“So, I asked my news director … over the holidays if anchors want to take vacations, could I fill in? And he said, ‘You will never be on this anchor desk, because you’re Chinese.’ He said ‘Let’s face it Julie, how relatable are you to our community? How big of an Asian community do we have in Dayton? On top of that because of your Asian eyes, I’ve noticed that when you’re on camera, you look disinterested and bored.’

So, what am I supposed to say to my boss? I wanted to cry right then and there. It felt like a dagger in my heart, because all of my life I wanted to be a network anchor.”

– Julie Chen, host of “The Talk,” on her decision to get plastic surgery early in her reporting career

Quoted: On America’s Reaction to Miss America, Nina Davuluri

‘How the f--k does a foreigner win miss America?’ One man tweets after Nina Davuluri’s historic win.

The former Miss New York and Miss America crowning Miss. New York as the new Miss America, via NY Daily News

Keyboards just have a way of bringing out the racist in everyone. Gotta love America.

But a harsh reality is that Miss America, would never be Miss India.  They’re about as messed up when it comes to colorism as other people are.  A former coworker always discussed how her darker Indian family members were discriminated against, and even her own mother warned her to keep her daughter out of the sun so she wouldn’t get dark.  She also used to joke about the Fair & Lovely skin lightening commercials that permeate the airwaves in India.  Coincidentally, Fair & Lovely is a product of Unilever, who also makes Dove.

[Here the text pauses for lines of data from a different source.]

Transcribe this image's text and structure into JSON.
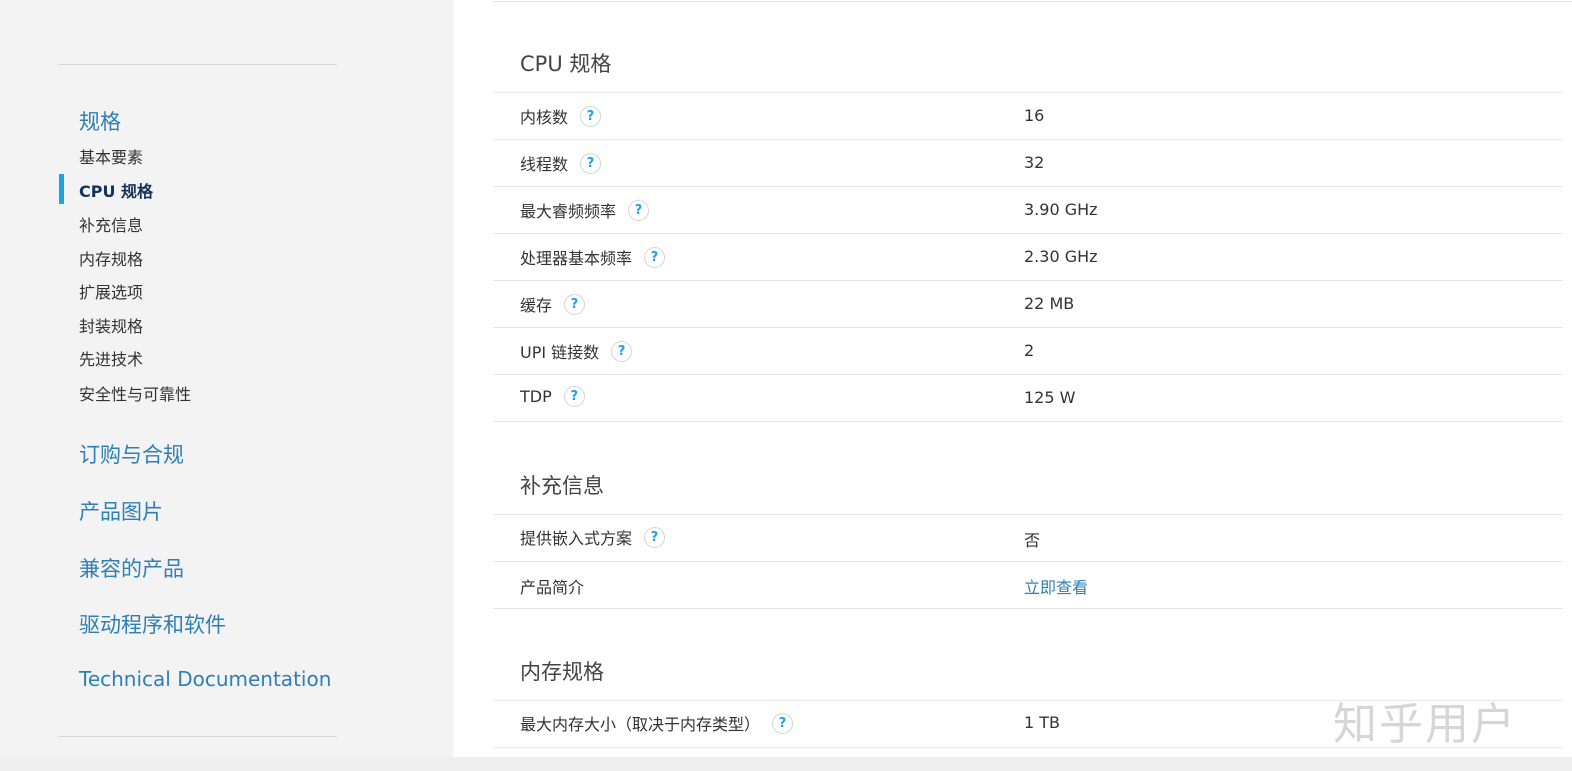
{
  "sidebar": {
    "headings": {
      "spec": "规格",
      "ordering": "订购与合规",
      "images": "产品图片",
      "compatible": "兼容的产品",
      "drivers": "驱动程序和软件",
      "docs": "Technical Documentation"
    },
    "items": [
      {
        "label": "基本要素"
      },
      {
        "label": "CPU 规格"
      },
      {
        "label": "补充信息"
      },
      {
        "label": "内存规格"
      },
      {
        "label": "扩展选项"
      },
      {
        "label": "封装规格"
      },
      {
        "label": "先进技术"
      },
      {
        "label": "安全性与可靠性"
      }
    ],
    "active_item": "CPU 规格"
  },
  "sections": {
    "cpu": {
      "title": "CPU 规格",
      "rows": [
        {
          "label": "内核数",
          "value": "16"
        },
        {
          "label": "线程数",
          "value": "32"
        },
        {
          "label": "最大睿频频率",
          "value": "3.90 GHz"
        },
        {
          "label": "处理器基本频率",
          "value": "2.30 GHz"
        },
        {
          "label": "缓存",
          "value": "22 MB"
        },
        {
          "label": "UPI 链接数",
          "value": "2"
        },
        {
          "label": "TDP",
          "value": "125 W"
        }
      ]
    },
    "supplemental": {
      "title": "补充信息",
      "rows": [
        {
          "label": "提供嵌入式方案",
          "value": "否"
        },
        {
          "label": "产品简介",
          "value": "立即查看"
        }
      ]
    },
    "memory": {
      "title": "内存规格",
      "rows": [
        {
          "label": "最大内存大小（取决于内存类型）",
          "value": "1 TB"
        }
      ]
    }
  },
  "help_glyph": "?",
  "watermark": "知乎用户",
  "colors": {
    "accent": "#1aa4e0",
    "link": "#2f7fb7",
    "active_text": "#15335a",
    "sidebar_bg": "#f3f3f3"
  }
}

As Lakshmi Chaudhry, sarcastically but truthfully, wrote on First Post, “That gorgeous chocolate may play as exotic in the West, but in India, we prefer our beauty queens strictly vanilla — preferably accessorised with blue contact lenses.”

-”An Indian-American Was Crowned Miss America & The Racists Reared Their Ugly Racist Heads” by Yesha Calahan via Clutch Magazine